Again, thanks for reading.
Well day 25 has come and gone. It’s now the 29th as I write this. – I can give you excuses as to why i havent posted for 6 days, but Instead I will just give you this.
The above photo is my Yashica FX-D SLR. I Love this camera. It was my first found and hunted second hand shop Film camera when I was first trying to get into film shooting. – I’ve learned so much on this camera about shooting film. different film speed and light metering. the F16 rule shoot slow Black and White traditional films- using flash with film.
Next to it is a roll of Kodak Portra 400. It’s a professional fine grade film if you don’t know. You can’t get it in Canada anymore so I order 5 rolls from NewYork City.
While doing this month of Photo blogging I was also doing a Month of one roll of film. This particular roll in the photo to be exact. I’ve been really pushing myself to try and capture colour especially this fall as the leaves change on the tree’s. So, with this camera and film with 36exposures I set out Oct 1rst to capture 36 images for another 31 days of blogs in Novemeber from this roll. To explain my journey, findings, and lessons learned while shooting colour and fall on film.
Last sunday, I went on a walk with my gf to a punch bowl water fall in Hamilton Ontario. I really wanted to climb down to the river that led away from the waterfall and photograph the intense amounts of orange that lay in touched below. – it had rained the night before – As I scouted for the easiest way down, as there was no cleared safe trail. I found a spot that I was confident I could climb down. I try my best to convince Sarah that she was also capable of this descent.
As we started, we quickly realized that fear had overtaken us. That in fact the steep cliffs walls were holding much more moisture than I expected, and it was basically a mud slide. – I turned and was convinced by Sarah to turn and go back up.
I was wearing a HashtagHope Hoodie with the front kangaroo pocket. I wrapped up my SLR and buried it into that front pocket, because I did not want it to hit off the rocks of the cliff.
Just as I turned to reach out for Sarah’s hand, I felt the most particulate feeling. The kind of intrigue and confusion. The kind that quickly turns to realization and then into regret.
My camera, the one I love so much, has fallen out of my pocket and it wasn’t until it was tumbling down hitting what seemed to be every rock and tree on the way down, did I believe it to actually be happening.
I guess straps are worth their value.
I ended up risking the descent to try and recover the camera. Only to find out just how dangerous it actually was.
I located the camera and my only desire was that the back of the body be closed, preserving the months work of film. – I knew by this point the lens would be toast due to amount of rocks I watched it make friends with on the way down.
To my sadness, The back had popped open. To my surprise, the lens was not in a million…little….pieces…
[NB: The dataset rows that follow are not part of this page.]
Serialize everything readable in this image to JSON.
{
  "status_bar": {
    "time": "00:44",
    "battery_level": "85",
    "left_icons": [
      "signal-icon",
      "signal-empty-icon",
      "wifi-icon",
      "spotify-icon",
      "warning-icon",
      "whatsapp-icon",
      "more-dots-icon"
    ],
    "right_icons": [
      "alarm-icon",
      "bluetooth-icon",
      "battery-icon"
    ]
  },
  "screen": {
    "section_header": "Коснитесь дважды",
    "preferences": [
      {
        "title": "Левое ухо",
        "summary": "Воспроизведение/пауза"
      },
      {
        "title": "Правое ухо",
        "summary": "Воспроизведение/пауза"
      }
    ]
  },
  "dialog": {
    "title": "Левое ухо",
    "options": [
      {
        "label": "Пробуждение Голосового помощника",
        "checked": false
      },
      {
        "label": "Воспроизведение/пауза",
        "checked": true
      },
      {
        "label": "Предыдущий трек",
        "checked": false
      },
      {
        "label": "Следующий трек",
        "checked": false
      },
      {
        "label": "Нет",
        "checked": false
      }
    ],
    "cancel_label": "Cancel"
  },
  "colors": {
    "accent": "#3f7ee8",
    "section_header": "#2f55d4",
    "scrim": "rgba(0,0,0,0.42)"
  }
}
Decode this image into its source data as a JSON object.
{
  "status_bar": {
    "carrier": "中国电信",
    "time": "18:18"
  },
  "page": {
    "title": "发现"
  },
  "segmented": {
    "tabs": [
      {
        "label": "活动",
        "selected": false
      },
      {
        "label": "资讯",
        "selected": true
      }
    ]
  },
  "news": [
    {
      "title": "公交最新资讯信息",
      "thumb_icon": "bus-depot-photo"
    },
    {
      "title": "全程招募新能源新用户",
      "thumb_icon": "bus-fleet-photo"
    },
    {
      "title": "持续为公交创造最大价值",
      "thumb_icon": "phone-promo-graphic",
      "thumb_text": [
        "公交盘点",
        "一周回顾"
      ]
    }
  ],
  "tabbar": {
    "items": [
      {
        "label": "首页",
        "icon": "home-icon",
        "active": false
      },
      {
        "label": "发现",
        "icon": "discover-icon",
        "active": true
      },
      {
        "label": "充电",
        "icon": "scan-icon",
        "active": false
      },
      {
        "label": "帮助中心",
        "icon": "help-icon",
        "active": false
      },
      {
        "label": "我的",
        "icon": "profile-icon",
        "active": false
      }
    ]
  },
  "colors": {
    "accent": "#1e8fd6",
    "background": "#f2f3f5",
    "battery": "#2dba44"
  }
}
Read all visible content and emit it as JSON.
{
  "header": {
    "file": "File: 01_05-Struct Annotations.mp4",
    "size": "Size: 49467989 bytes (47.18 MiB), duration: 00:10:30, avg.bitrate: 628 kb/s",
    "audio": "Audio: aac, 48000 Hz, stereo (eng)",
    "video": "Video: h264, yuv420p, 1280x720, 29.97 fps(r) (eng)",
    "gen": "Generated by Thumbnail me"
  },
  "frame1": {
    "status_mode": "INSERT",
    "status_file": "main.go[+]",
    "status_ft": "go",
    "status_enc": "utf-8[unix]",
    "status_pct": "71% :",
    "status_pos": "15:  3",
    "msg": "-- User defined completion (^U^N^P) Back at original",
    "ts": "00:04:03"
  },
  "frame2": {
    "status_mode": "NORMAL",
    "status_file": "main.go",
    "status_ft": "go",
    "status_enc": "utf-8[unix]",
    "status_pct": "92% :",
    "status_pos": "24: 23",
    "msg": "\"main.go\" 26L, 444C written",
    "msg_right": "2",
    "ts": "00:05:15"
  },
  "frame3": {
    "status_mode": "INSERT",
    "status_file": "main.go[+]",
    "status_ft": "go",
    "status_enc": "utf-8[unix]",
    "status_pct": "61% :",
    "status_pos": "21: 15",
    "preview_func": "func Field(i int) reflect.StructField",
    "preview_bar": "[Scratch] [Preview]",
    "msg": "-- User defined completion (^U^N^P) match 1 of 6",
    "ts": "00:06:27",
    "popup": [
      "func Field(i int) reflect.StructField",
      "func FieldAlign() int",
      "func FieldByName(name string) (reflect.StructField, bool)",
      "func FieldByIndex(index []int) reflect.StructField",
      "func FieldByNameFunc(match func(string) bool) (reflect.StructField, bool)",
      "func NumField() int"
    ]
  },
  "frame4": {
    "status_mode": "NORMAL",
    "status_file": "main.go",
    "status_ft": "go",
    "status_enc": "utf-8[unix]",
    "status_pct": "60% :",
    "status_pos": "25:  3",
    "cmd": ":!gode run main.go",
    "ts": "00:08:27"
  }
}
Risking my life to climb back up a mountain without ropes with my camera in pieces scattered in different pockets.
I’m alive to write this, so I guess I made it.
Camera still works, all shutter speeds seem normal. A few dents on the corners and the back takes a bit more to close. Will have to check for light leaks. The Lens seem to be okay. The only real loss was the film.
— I’ve been discouraged because of all my hard work that went into the 23 or so exposures that were on the roll already. – I haven’t even touched my other film camera’s since. been using the 40mm on the 60D (Digital)
Thanks for reading.
Today’s photography adventure took me to my backyard. I was hanging some products on a fence to try and display the front and back of the garment. When I hung the tank top on coat hanger it looked stupid. So, I threw it down in this pile of leaves instead.
The image has received more likes on the Instagram than any photo before it and has been the spark for sales for the tank top. – I threw it into some leaves and took a picture of it.
Canon 60d 40mm 2.8 I think the shutter speed was something like 1/500 – it was bright out.
This is available at hashtaghope.ca or hashtaghope.bigcartel.com
You are so loved beyond measure it’s not even comprehendible.
Thanks for reading